_PROVIDED RECORDS_.
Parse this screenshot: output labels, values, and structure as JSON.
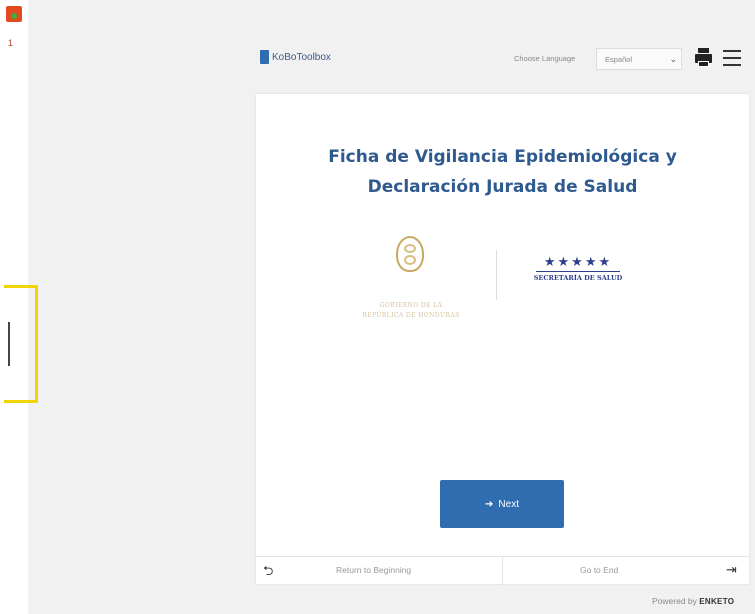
{
  "sidebar": {
    "page_counter": "1"
  },
  "header": {
    "brand": "KoBoToolbox",
    "language_label": "Choose Language",
    "language_selected": "Español",
    "print_icon": "printer-icon",
    "menu_icon": "hamburger-icon"
  },
  "form": {
    "title_line1": "Ficha de Vigilancia Epidemiológica y",
    "title_line2": "Declaración Jurada de Salud",
    "logo_left_line1": "GOBIERNO DE LA",
    "logo_left_line2": "REPÚBLICA DE HONDURAS",
    "logo_right_stars": "★★★★★",
    "logo_right_text": "SECRETARÍA DE SALUD",
    "next_label": "Next"
  },
  "footer": {
    "return_label": "Return to Beginning",
    "goto_label": "Go to End",
    "powered_prefix": "Powered by",
    "powered_brand": "ENKETO"
  },
  "colors": {
    "accent": "#2f6db0",
    "title": "#2e5a8f",
    "highlight": "#f2d400"
  }
}
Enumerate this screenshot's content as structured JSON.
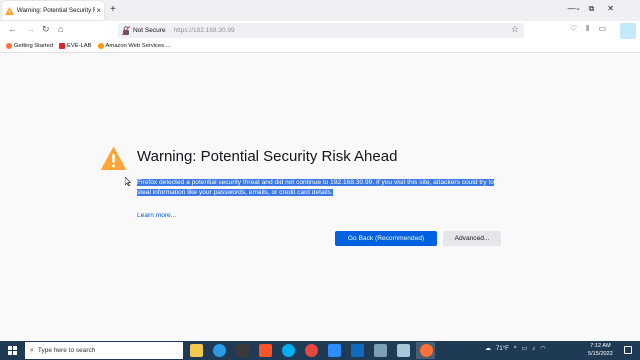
{
  "tab": {
    "title": "Warning: Potential Security Risk",
    "close": "×"
  },
  "newtab": "+",
  "window_controls": {
    "minimize": "—",
    "maximize": "⧉",
    "close": "✕"
  },
  "navbar": {
    "not_secure": "Not Secure",
    "url": "https://192.168.30.99"
  },
  "bookmarks": [
    {
      "label": "Getting Started"
    },
    {
      "label": "EVE-LAB"
    },
    {
      "label": "Amazon Web Services ..."
    }
  ],
  "page": {
    "heading": "Warning: Potential Security Risk Ahead",
    "description": "Firefox detected a potential security threat and did not continue to 192.168.30.99. If you visit this site, attackers could try to steal information like your passwords, emails, or credit card details.",
    "learn_more": "Learn more...",
    "go_back": "Go Back (Recommended)",
    "advanced": "Advanced..."
  },
  "taskbar": {
    "search_placeholder": "Type here to search",
    "weather": "71°F",
    "time": "7:12 AM",
    "date": "5/15/2022"
  },
  "colors": {
    "accent": "#0061e0",
    "selection": "#3b78e7",
    "warning": "#ffa436",
    "taskbar": "#1f3a54"
  }
}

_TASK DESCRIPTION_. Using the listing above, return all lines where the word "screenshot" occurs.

_REPLY_.
Parse this screenshot: output labels, values, and structure as JSON.
Enumerate this screenshot's content as structured JSON.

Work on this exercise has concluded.